Cambodian dengue fever kills 170 children through October

Cambodian health officials reported at least 39,290 cases of dengue fever between January and October, representing a 163 percent increase from the number of cases the previous year.

The country's National Center for Parasitology, Entomology and Malaria Control announced on Tuesday a drastic increase from the 14,918 cases it reported during the same period in 2011. The disease killed 170 children in Cambodia, a rise of 154 percent from 67 deaths in the first 10 months of 2011, reports.

Char Meng Chuor, the director of the center, said that the increase in deaths was because of the way parents handled their children's illnesses. Chuor said that parents sent sick children to private clinics first and, after ineffective treatment and severe illness, the parents went to public hospitals. By that point, it was too late for the hospitals to cure the children, Chuor reports.

The patients were between the ages of five and 14 years of age.

Dengue fever outbreaks in Cambodia typically occur at the beginning of the rainy season in May, lasting through October.

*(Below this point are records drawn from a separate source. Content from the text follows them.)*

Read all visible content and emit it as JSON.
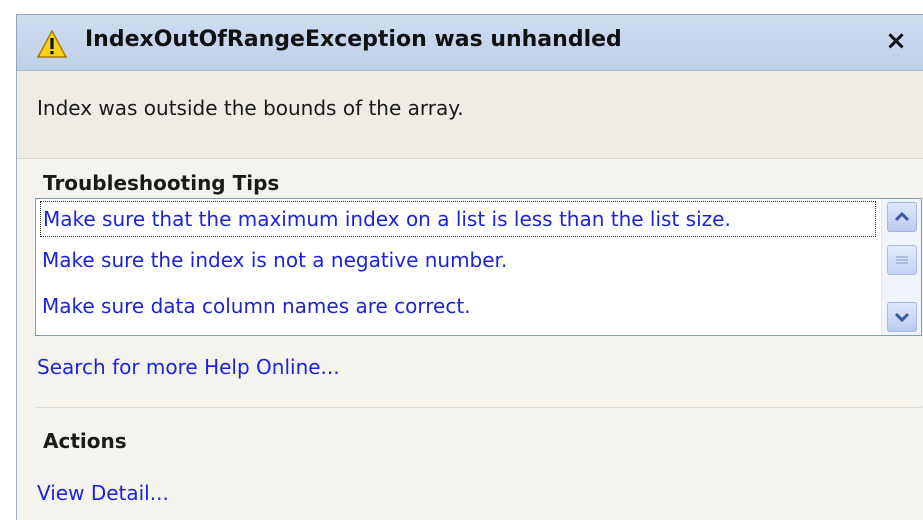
{
  "header": {
    "title": "IndexOutOfRangeException was unhandled",
    "warning_icon": "warning-triangle-icon",
    "close_label": "×"
  },
  "message": "Index was outside the bounds of the array.",
  "troubleshooting": {
    "heading": "Troubleshooting Tips",
    "tips": [
      "Make sure that the maximum index on a list is less than the list size.",
      "Make sure the index is not a negative number.",
      "Make sure data column names are correct."
    ],
    "selected_index": 0
  },
  "search_link": "Search for more Help Online...",
  "actions": {
    "heading": "Actions",
    "links": [
      "View Detail..."
    ]
  },
  "colors": {
    "link": "#1c24d8",
    "title_bar": "#c7d6ed",
    "background": "#f4f3ee"
  }
}
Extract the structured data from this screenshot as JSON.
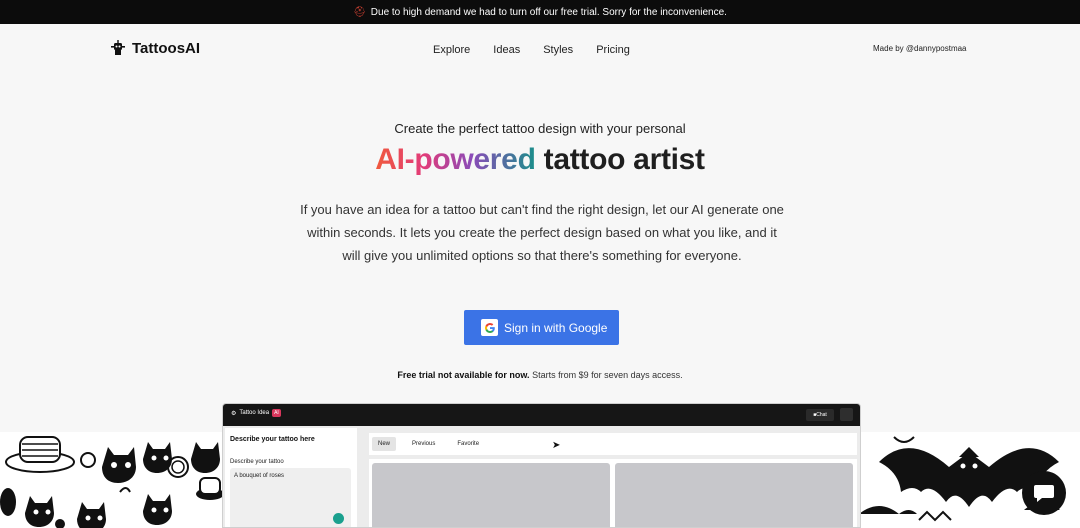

The center distributed approximately 320 tons of Abate, a chemical pest killer, to households throughout the year.

Dengue fever is a disease transmitted by Aedes mosquitoes that causes fever, headache, exhaustion, swollen glands, joint and muscle pain, vomiting and rash, reports.